Data items:

┄┄┄┄┄┄

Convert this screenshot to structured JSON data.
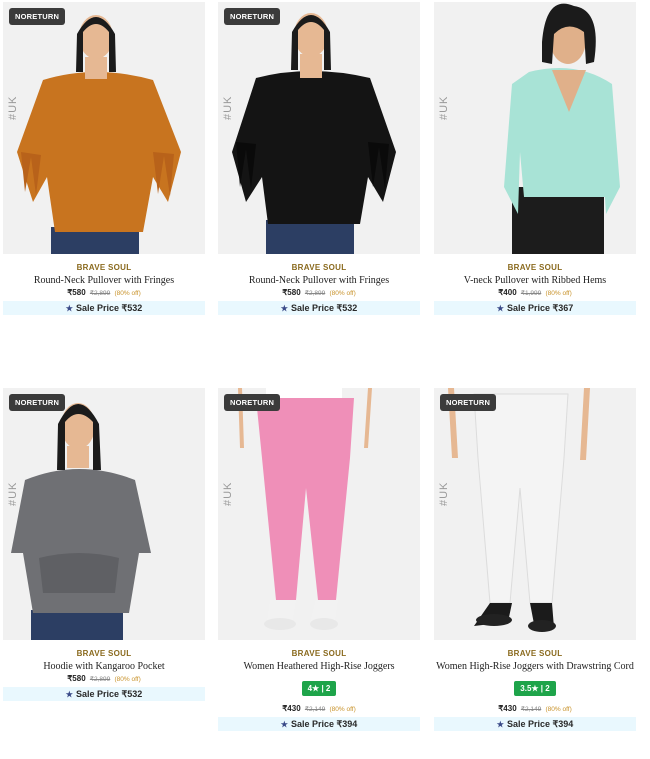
{
  "products": [
    {
      "badge": "NORETURN",
      "tag": "#UK",
      "brand": "BRAVE SOUL",
      "title": "Round-Neck Pullover with Fringes",
      "price": "₹580",
      "mrp": "₹2,899",
      "off": "(80% off)",
      "rating": "",
      "sale_label": "Sale Price ₹532",
      "garment_color": "#c8741f",
      "legs_color": "#2c3e63",
      "skin": "#e6b893",
      "hair": "#1b1b1b"
    },
    {
      "badge": "NORETURN",
      "tag": "#UK",
      "brand": "BRAVE SOUL",
      "title": "Round-Neck Pullover with Fringes",
      "price": "₹580",
      "mrp": "₹2,899",
      "off": "(80% off)",
      "rating": "",
      "sale_label": "Sale Price ₹532",
      "garment_color": "#141414",
      "legs_color": "#2c3e63",
      "skin": "#e6b893",
      "hair": "#1b1b1b"
    },
    {
      "badge": "",
      "tag": "#UK",
      "brand": "BRAVE SOUL",
      "title": "V-neck Pullover with Ribbed Hems",
      "price": "₹400",
      "mrp": "₹1,999",
      "off": "(80% off)",
      "rating": "",
      "sale_label": "Sale Price ₹367",
      "garment_color": "#a8e3d6",
      "legs_color": "#1c1c1c",
      "skin": "#e0b08a",
      "hair": "#1b1b1b"
    },
    {
      "badge": "NORETURN",
      "tag": "#UK",
      "brand": "BRAVE SOUL",
      "title": "Hoodie with Kangaroo Pocket",
      "price": "₹580",
      "mrp": "₹2,899",
      "off": "(80% off)",
      "rating": "",
      "sale_label": "Sale Price ₹532",
      "garment_color": "#6f7074",
      "legs_color": "#2c3e63",
      "skin": "#e6b893",
      "hair": "#1b1b1b"
    },
    {
      "badge": "NORETURN",
      "tag": "#UK",
      "brand": "BRAVE SOUL",
      "title": "Women Heathered High-Rise Joggers",
      "price": "₹430",
      "mrp": "₹2,149",
      "off": "(80% off)",
      "rating": "4★ | 2",
      "sale_label": "Sale Price ₹394",
      "garment_color": "#ef8fb8",
      "legs_color": "#ef8fb8",
      "skin": "#e6b893",
      "hair": "#1b1b1b"
    },
    {
      "badge": "NORETURN",
      "tag": "#UK",
      "brand": "BRAVE SOUL",
      "title": "Women High-Rise Joggers with Drawstring Cord",
      "price": "₹430",
      "mrp": "₹2,149",
      "off": "(80% off)",
      "rating": "3.5★ | 2",
      "sale_label": "Sale Price ₹394",
      "garment_color": "#f4f4f4",
      "legs_color": "#f4f4f4",
      "skin": "#e6b893",
      "hair": "#1b1b1b"
    }
  ]
}
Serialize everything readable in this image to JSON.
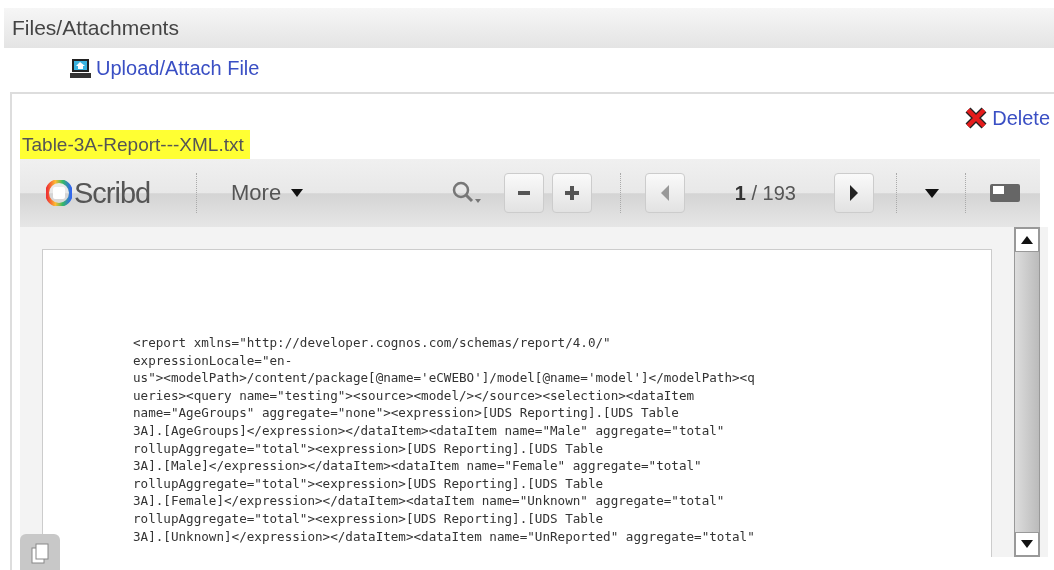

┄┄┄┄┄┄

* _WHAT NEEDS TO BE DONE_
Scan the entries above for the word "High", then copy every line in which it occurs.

* _EXERCISE RESULT_
      "title": "Women Heathered High-Rise Joggers",
      "title": "Women High-Rise Joggers with Drawstring Cord",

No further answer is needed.